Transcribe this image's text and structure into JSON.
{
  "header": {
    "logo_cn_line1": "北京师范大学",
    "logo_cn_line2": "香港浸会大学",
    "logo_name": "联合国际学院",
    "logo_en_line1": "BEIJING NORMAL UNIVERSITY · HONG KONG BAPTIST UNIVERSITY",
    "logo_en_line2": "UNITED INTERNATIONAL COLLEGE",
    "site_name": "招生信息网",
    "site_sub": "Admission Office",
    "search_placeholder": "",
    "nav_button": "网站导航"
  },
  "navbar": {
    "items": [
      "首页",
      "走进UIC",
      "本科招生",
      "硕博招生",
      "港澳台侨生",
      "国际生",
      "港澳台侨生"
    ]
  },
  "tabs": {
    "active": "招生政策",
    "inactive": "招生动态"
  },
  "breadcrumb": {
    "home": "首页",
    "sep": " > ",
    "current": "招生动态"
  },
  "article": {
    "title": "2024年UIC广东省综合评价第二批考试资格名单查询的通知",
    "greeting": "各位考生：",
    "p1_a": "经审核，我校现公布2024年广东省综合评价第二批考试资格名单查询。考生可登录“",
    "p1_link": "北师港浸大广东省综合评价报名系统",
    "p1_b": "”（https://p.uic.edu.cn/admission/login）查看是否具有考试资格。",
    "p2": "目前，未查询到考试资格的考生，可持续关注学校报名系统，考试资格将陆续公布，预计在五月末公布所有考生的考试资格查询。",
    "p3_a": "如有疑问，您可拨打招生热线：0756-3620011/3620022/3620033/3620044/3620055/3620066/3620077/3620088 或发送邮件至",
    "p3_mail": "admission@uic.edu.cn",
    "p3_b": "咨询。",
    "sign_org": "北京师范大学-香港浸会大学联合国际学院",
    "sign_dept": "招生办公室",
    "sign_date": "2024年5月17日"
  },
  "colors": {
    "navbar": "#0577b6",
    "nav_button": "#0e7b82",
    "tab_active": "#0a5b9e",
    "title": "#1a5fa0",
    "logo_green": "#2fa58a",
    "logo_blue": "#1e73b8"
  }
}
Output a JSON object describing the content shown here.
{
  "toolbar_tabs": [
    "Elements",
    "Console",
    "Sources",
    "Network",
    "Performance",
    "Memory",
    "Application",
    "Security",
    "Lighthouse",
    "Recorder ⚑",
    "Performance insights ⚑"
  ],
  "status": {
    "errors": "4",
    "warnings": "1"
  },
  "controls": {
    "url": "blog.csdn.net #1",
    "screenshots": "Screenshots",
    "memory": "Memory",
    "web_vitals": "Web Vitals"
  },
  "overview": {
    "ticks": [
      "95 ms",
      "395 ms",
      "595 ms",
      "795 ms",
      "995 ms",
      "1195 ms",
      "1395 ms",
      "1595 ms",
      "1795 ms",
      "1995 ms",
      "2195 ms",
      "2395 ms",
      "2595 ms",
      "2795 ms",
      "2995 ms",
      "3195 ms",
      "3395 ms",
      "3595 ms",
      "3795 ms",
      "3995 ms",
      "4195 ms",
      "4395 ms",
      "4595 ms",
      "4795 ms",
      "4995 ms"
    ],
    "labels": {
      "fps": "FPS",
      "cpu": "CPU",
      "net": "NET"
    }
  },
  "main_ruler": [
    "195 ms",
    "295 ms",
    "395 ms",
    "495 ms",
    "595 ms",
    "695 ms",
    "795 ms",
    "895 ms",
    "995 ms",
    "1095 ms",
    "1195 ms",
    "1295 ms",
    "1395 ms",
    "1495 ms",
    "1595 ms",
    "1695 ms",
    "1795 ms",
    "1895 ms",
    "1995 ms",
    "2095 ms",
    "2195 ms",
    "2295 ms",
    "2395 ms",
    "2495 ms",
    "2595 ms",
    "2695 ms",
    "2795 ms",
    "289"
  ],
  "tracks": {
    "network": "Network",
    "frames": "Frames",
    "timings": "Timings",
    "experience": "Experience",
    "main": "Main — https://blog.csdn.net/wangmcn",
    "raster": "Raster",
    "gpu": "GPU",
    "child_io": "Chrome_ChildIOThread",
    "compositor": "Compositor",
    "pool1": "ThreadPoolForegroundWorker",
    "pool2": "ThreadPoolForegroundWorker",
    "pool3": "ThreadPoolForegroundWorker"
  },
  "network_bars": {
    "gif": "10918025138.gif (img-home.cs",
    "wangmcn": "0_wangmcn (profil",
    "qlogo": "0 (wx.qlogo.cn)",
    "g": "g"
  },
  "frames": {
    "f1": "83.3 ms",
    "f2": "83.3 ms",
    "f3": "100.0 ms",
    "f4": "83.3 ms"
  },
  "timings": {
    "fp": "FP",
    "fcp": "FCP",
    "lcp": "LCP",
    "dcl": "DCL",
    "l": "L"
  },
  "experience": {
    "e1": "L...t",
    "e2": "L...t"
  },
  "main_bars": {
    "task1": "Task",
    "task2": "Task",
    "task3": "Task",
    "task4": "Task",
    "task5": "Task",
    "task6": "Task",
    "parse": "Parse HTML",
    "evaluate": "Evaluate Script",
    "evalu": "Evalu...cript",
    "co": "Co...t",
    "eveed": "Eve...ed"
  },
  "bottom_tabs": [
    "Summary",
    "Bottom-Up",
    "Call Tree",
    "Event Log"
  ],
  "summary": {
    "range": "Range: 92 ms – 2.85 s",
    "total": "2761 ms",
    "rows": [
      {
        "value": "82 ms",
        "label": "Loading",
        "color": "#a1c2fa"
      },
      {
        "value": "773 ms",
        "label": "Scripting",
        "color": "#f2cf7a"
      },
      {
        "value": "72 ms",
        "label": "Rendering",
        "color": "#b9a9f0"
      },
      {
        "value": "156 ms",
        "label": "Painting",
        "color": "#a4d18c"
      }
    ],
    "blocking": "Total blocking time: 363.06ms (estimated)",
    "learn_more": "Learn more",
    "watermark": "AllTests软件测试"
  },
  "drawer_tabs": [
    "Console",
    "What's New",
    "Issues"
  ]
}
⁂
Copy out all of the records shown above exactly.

Transcribe this image's text and structure into JSON.
{
  "header": {
    "logo_cn_line1": "北京师范大学",
    "logo_cn_line2": "香港浸会大学",
    "logo_name": "联合国际学院",
    "logo_en_line1": "BEIJING NORMAL UNIVERSITY · HONG KONG BAPTIST UNIVERSITY",
    "logo_en_line2": "UNITED INTERNATIONAL COLLEGE",
    "site_name": "招生信息网",
    "site_sub": "Admission Office",
    "search_placeholder": "",
    "nav_button": "网站导航"
  },
  "navbar": {
    "items": [
      "首页",
      "走进UIC",
      "本科招生",
      "硕博招生",
      "港澳台侨生",
      "国际生",
      "港澳台侨生"
    ]
  },
  "tabs": {
    "active": "招生政策",
    "inactive": "招生动态"
  },
  "breadcrumb": {
    "home": "首页",
    "sep": " > ",
    "current": "招生动态"
  },
  "article": {
    "title": "2024年UIC广东省综合评价第二批考试资格名单查询的通知",
    "greeting": "各位考生：",
    "p1_a": "经审核，我校现公布2024年广东省综合评价第二批考试资格名单查询。考生可登录“",
    "p1_link": "北师港浸大广东省综合评价报名系统",
    "p1_b": "”（https://p.uic.edu.cn/admission/login）查看是否具有考试资格。",
    "p2": "目前，未查询到考试资格的考生，可持续关注学校报名系统，考试资格将陆续公布，预计在五月末公布所有考生的考试资格查询。",
    "p3_a": "如有疑问，您可拨打招生热线：0756-3620011/3620022/3620033/3620044/3620055/3620066/3620077/3620088 或发送邮件至",
    "p3_mail": "admission@uic.edu.cn",
    "p3_b": "咨询。",
    "sign_org": "北京师范大学-香港浸会大学联合国际学院",
    "sign_dept": "招生办公室",
    "sign_date": "2024年5月17日"
  },
  "colors": {
    "navbar": "#0577b6",
    "nav_button": "#0e7b82",
    "tab_active": "#0a5b9e",
    "title": "#1a5fa0",
    "logo_green": "#2fa58a",
    "logo_blue": "#1e73b8"
  }
}
Output a JSON object describing the content shown here.
{
  "toolbar_tabs": [
    "Elements",
    "Console",
    "Sources",
    "Network",
    "Performance",
    "Memory",
    "Application",
    "Security",
    "Lighthouse",
    "Recorder ⚑",
    "Performance insights ⚑"
  ],
  "status": {
    "errors": "4",
    "warnings": "1"
  },
  "controls": {
    "url": "blog.csdn.net #1",
    "screenshots": "Screenshots",
    "memory": "Memory",
    "web_vitals": "Web Vitals"
  },
  "overview": {
    "ticks": [
      "95 ms",
      "395 ms",
      "595 ms",
      "795 ms",
      "995 ms",
      "1195 ms",
      "1395 ms",
      "1595 ms",
      "1795 ms",
      "1995 ms",
      "2195 ms",
      "2395 ms",
      "2595 ms",
      "2795 ms",
      "2995 ms",
      "3195 ms",
      "3395 ms",
      "3595 ms",
      "3795 ms",
      "3995 ms",
      "4195 ms",
      "4395 ms",
      "4595 ms",
      "4795 ms",
      "4995 ms"
    ],
    "labels": {
      "fps": "FPS",
      "cpu": "CPU",
      "net": "NET"
    }
  },
  "main_ruler": [
    "195 ms",
    "295 ms",
    "395 ms",
    "495 ms",
    "595 ms",
    "695 ms",
    "795 ms",
    "895 ms",
    "995 ms",
    "1095 ms",
    "1195 ms",
    "1295 ms",
    "1395 ms",
    "1495 ms",
    "1595 ms",
    "1695 ms",
    "1795 ms",
    "1895 ms",
    "1995 ms",
    "2095 ms",
    "2195 ms",
    "2295 ms",
    "2395 ms",
    "2495 ms",
    "2595 ms",
    "2695 ms",
    "2795 ms",
    "289"
  ],
  "tracks": {
    "network": "Network",
    "frames": "Frames",
    "timings": "Timings",
    "experience": "Experience",
    "main": "Main — https://blog.csdn.net/wangmcn",
    "raster": "Raster",
    "gpu": "GPU",
    "child_io": "Chrome_ChildIOThread",
    "compositor": "Compositor",
    "pool1": "ThreadPoolForegroundWorker",
    "pool2": "ThreadPoolForegroundWorker",
    "pool3": "ThreadPoolForegroundWorker"
  },
  "network_bars": {
    "gif": "10918025138.gif (img-home.cs",
    "wangmcn": "0_wangmcn (profil",
    "qlogo": "0 (wx.qlogo.cn)",
    "g": "g"
  },
  "frames": {
    "f1": "83.3 ms",
    "f2": "83.3 ms",
    "f3": "100.0 ms",
    "f4": "83.3 ms"
  },
  "timings": {
    "fp": "FP",
    "fcp": "FCP",
    "lcp": "LCP",
    "dcl": "DCL",
    "l": "L"
  },
  "experience": {
    "e1": "L...t",
    "e2": "L...t"
  },
  "main_bars": {
    "task1": "Task",
    "task2": "Task",
    "task3": "Task",
    "task4": "Task",
    "task5": "Task",
    "task6": "Task",
    "parse": "Parse HTML",
    "evaluate": "Evaluate Script",
    "evalu": "Evalu...cript",
    "co": "Co...t",
    "eveed": "Eve...ed"
  },
  "bottom_tabs": [
    "Summary",
    "Bottom-Up",
    "Call Tree",
    "Event Log"
  ],
  "summary": {
    "range": "Range: 92 ms – 2.85 s",
    "total": "2761 ms",
    "rows": [
      {
        "value": "82 ms",
        "label": "Loading",
        "color": "#a1c2fa"
      },
      {
        "value": "773 ms",
        "label": "Scripting",
        "color": "#f2cf7a"
      },
      {
        "value": "72 ms",
        "label": "Rendering",
        "color": "#b9a9f0"
      },
      {
        "value": "156 ms",
        "label": "Painting",
        "color": "#a4d18c"
      }
    ],
    "blocking": "Total blocking time: 363.06ms (estimated)",
    "learn_more": "Learn more",
    "watermark": "AllTests软件测试"
  },
  "drawer_tabs": [
    "Console",
    "What's New",
    "Issues"
  ]
}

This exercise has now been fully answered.